Dataset records:
· · · · ·

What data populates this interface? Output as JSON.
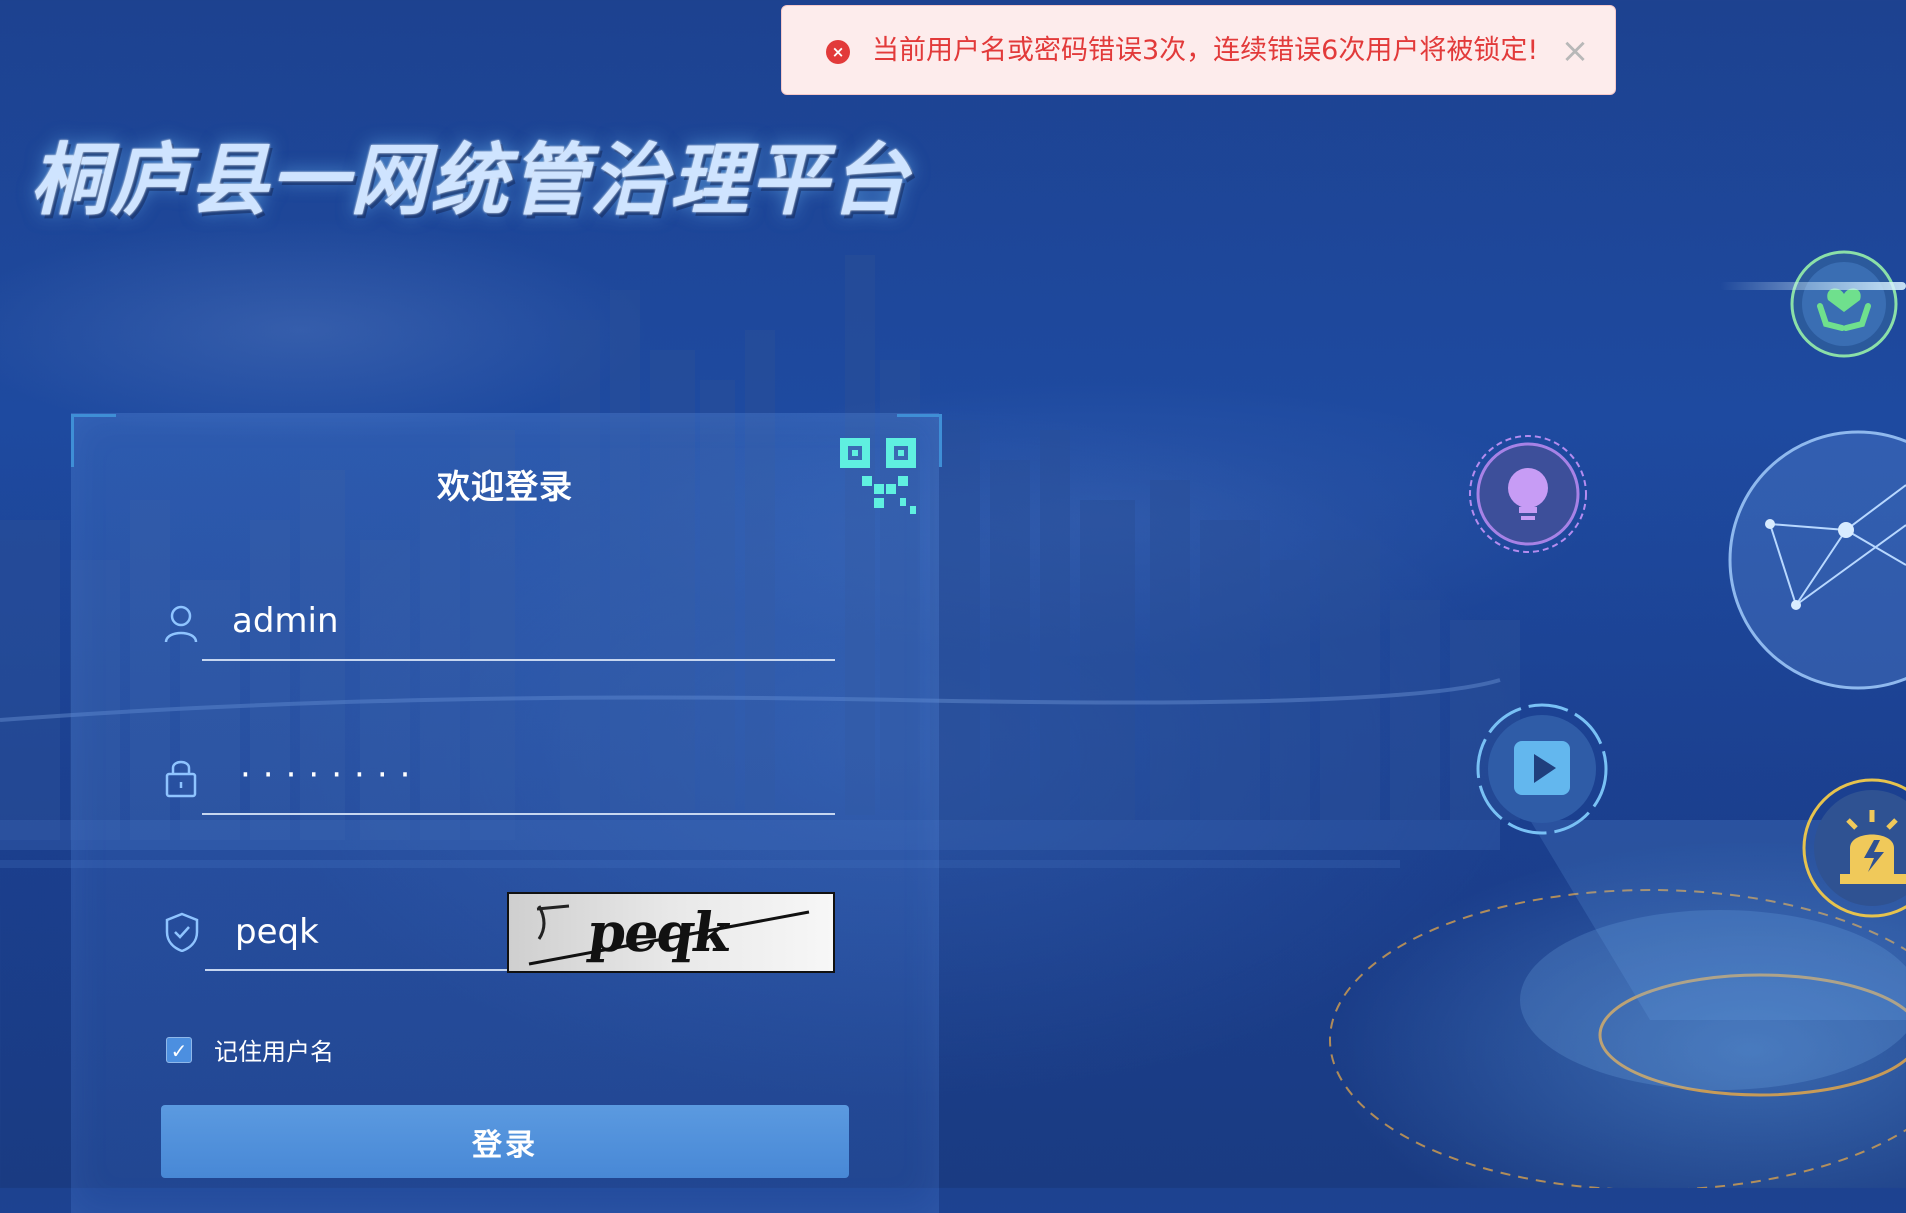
{
  "toast": {
    "message": "当前用户名或密码错误3次，连续错误6次用户将被锁定!",
    "icon": "error-circle-icon",
    "close_icon": "close-icon",
    "color": "#e23a3a",
    "background": "#fdecec"
  },
  "header": {
    "title": "桐庐县一网统管治理平台"
  },
  "login": {
    "title": "欢迎登录",
    "qr_icon": "qr-code-icon",
    "username": {
      "value": "admin",
      "icon": "user-icon"
    },
    "password": {
      "value": "········",
      "icon": "lock-icon"
    },
    "captcha": {
      "value": "peqk",
      "icon": "shield-check-icon",
      "image_text": "peqk"
    },
    "remember": {
      "label": "记住用户名",
      "checked": true
    },
    "submit_label": "登录"
  },
  "decorations": {
    "icons": [
      "hands-heart-icon",
      "lightbulb-icon",
      "play-icon",
      "alarm-light-icon",
      "network-globe-icon"
    ]
  },
  "colors": {
    "accent": "#4888d6",
    "background": "#1e4aa0",
    "title": "#cfe4ff"
  }
}
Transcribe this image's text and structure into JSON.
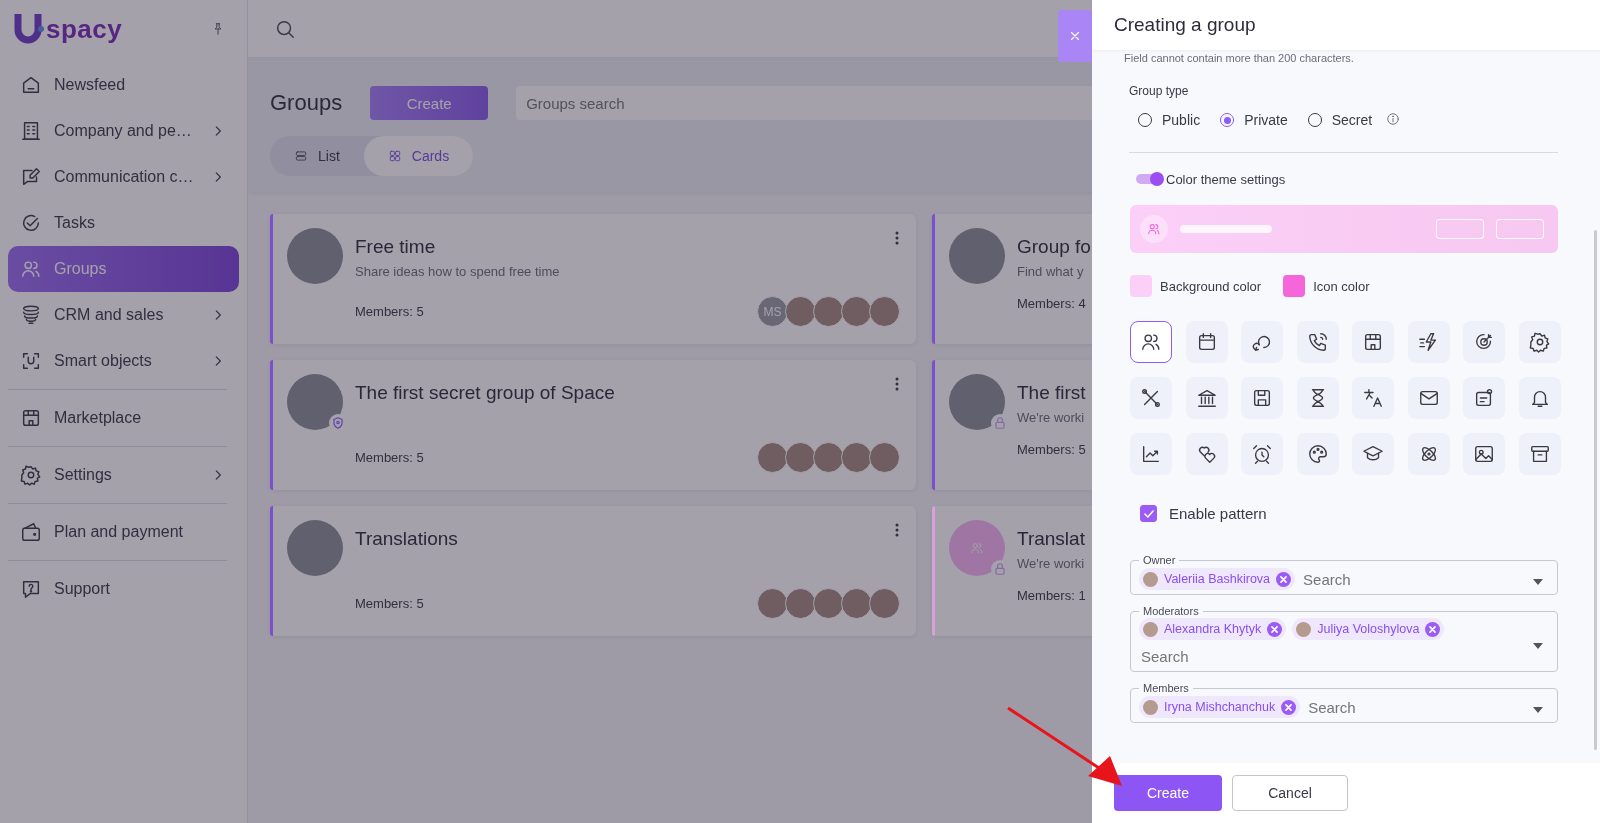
{
  "sidebar": {
    "logo": "spacy",
    "sections": [
      [
        {
          "label": "Newsfeed",
          "expandable": false,
          "selected": false
        },
        {
          "label": "Company and pe…",
          "expandable": true,
          "selected": false
        },
        {
          "label": "Communication c…",
          "expandable": true,
          "selected": false
        },
        {
          "label": "Tasks",
          "expandable": false,
          "selected": false
        },
        {
          "label": "Groups",
          "expandable": false,
          "selected": true
        },
        {
          "label": "CRM and sales",
          "expandable": true,
          "selected": false
        },
        {
          "label": "Smart objects",
          "expandable": true,
          "selected": false
        }
      ],
      [
        {
          "label": "Marketplace",
          "expandable": false,
          "selected": false
        }
      ],
      [
        {
          "label": "Settings",
          "expandable": true,
          "selected": false
        }
      ],
      [
        {
          "label": "Plan and payment",
          "expandable": false,
          "selected": false
        }
      ],
      [
        {
          "label": "Support",
          "expandable": false,
          "selected": false
        }
      ]
    ]
  },
  "main": {
    "title": "Groups",
    "create_button": "Create",
    "search": {
      "placeholder": "Groups search"
    },
    "views": [
      {
        "label": "List",
        "selected": false
      },
      {
        "label": "Cards",
        "selected": true
      }
    ],
    "cards": [
      {
        "title": "Free time",
        "description": "Share ideas how to spend free time",
        "members": "Members: 5",
        "color": "#7a50cc",
        "cover": {
          "kind": "photo"
        },
        "avatars": [
          {
            "kind": "initials",
            "text": "MS"
          },
          {
            "kind": "photo"
          },
          {
            "kind": "photo"
          },
          {
            "kind": "photo"
          },
          {
            "kind": "photo"
          }
        ]
      },
      {
        "title": "Group fo",
        "description": "Find what y",
        "members": "Members: 4",
        "color": "#7a50cc",
        "cover": {
          "kind": "photo"
        }
      },
      {
        "title": "The first secret group of Space",
        "members": "Members: 5",
        "color": "#7a50cc",
        "cover": {
          "kind": "photo"
        },
        "badge": {
          "kind": "secret"
        },
        "avatars": [
          {
            "kind": "photo"
          },
          {
            "kind": "photo"
          },
          {
            "kind": "photo"
          },
          {
            "kind": "photo"
          },
          {
            "kind": "photo"
          }
        ]
      },
      {
        "title": "The first",
        "description": "We're worki",
        "members": "Members: 5",
        "color": "#7a50cc",
        "cover": {
          "kind": "photo"
        },
        "badge": {
          "kind": "private"
        }
      },
      {
        "title": "Translations",
        "members": "Members: 5",
        "color": "#7a50cc",
        "cover": {
          "kind": "photo"
        },
        "avatars": [
          {
            "kind": "photo"
          },
          {
            "kind": "photo"
          },
          {
            "kind": "photo"
          },
          {
            "kind": "photo"
          },
          {
            "kind": "photo"
          }
        ]
      },
      {
        "title": "Translat",
        "description": "We're worki",
        "members": "Members: 1",
        "color": "#d9a0dc",
        "cover": {
          "kind": "icon"
        },
        "badge": {
          "kind": "private"
        }
      }
    ]
  },
  "panel": {
    "title": "Creating a group",
    "hint": "Field cannot contain more than 200 characters.",
    "group_type": {
      "label": "Group type",
      "options": [
        {
          "label": "Public",
          "selected": false,
          "info_icon": false
        },
        {
          "label": "Private",
          "selected": true,
          "info_icon": false
        },
        {
          "label": "Secret",
          "selected": false,
          "info_icon": true
        }
      ]
    },
    "color_theme": {
      "label": "Color theme settings",
      "on": true
    },
    "color_pickers": [
      {
        "label": "Background color",
        "color": "#fbcff7"
      },
      {
        "label": "Icon color",
        "color": "#f466da"
      }
    ],
    "icons": [
      {
        "selected": true
      },
      {
        "selected": false
      },
      {
        "selected": false
      },
      {
        "selected": false
      },
      {
        "selected": false
      },
      {
        "selected": false
      },
      {
        "selected": false
      },
      {
        "selected": false
      },
      {
        "selected": false
      },
      {
        "selected": false
      },
      {
        "selected": false
      },
      {
        "selected": false
      },
      {
        "selected": false
      },
      {
        "selected": false
      },
      {
        "selected": false
      },
      {
        "selected": false
      },
      {
        "selected": false
      },
      {
        "selected": false
      },
      {
        "selected": false
      },
      {
        "selected": false
      },
      {
        "selected": false
      },
      {
        "selected": false
      },
      {
        "selected": false
      },
      {
        "selected": false
      }
    ],
    "pattern": {
      "label": "Enable pattern",
      "checked": true
    },
    "fields": [
      {
        "label": "Owner",
        "chips": [
          "Valeriia Bashkirova"
        ],
        "placeholder": "Search"
      },
      {
        "label": "Moderators",
        "chips": [
          "Alexandra Khytyk",
          "Juliya Voloshylova"
        ],
        "placeholder": "Search"
      },
      {
        "label": "Members",
        "chips": [
          "Iryna Mishchanchuk"
        ],
        "placeholder": "Search"
      }
    ],
    "buttons": [
      {
        "label": "Create",
        "kind": "primary"
      },
      {
        "label": "Cancel",
        "kind": "secondary"
      }
    ]
  }
}
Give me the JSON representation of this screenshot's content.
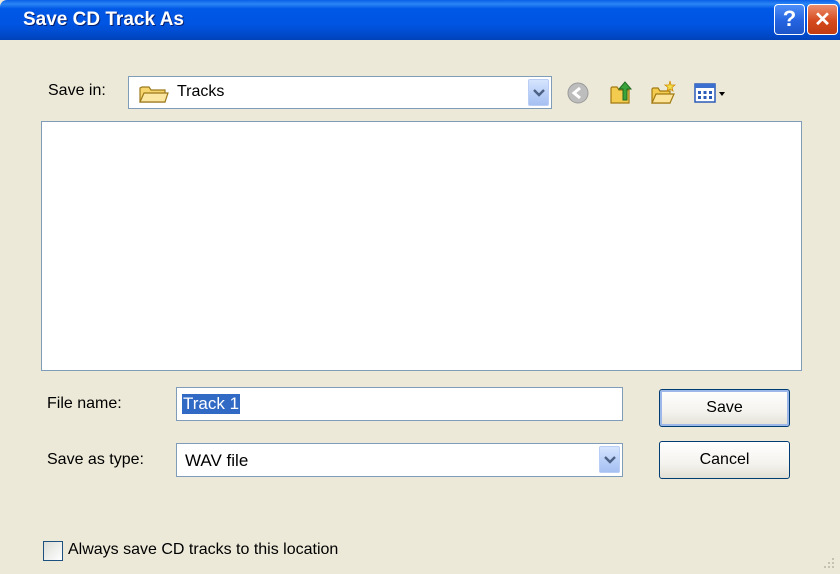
{
  "window": {
    "title": "Save CD Track As",
    "help_glyph": "?",
    "close_glyph": "✕"
  },
  "save_in": {
    "label": "Save in:",
    "value": "Tracks",
    "icon": "folder-icon"
  },
  "toolbar": {
    "icons": [
      "back-icon",
      "up-folder-icon",
      "new-folder-icon",
      "views-menu-icon"
    ]
  },
  "file_list": {
    "items": []
  },
  "file_name": {
    "label": "File name:",
    "value": "Track 1"
  },
  "save_as_type": {
    "label": "Save as type:",
    "value": "WAV file"
  },
  "buttons": {
    "save": "Save",
    "cancel": "Cancel"
  },
  "always_save": {
    "label": "Always save CD tracks to this location",
    "checked": false
  },
  "colors": {
    "titlebar": "#0055E2",
    "dialog_bg": "#ECE9D8",
    "selection": "#316AC5",
    "input_border": "#7F9DB9"
  }
}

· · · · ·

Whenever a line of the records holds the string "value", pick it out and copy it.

- [Exercise output]
      "value": "admin",
      "value": "········",
      "value": "peqk",
    "value": "Tracks",
    "value": "Track 1"
    "value": "WAV file"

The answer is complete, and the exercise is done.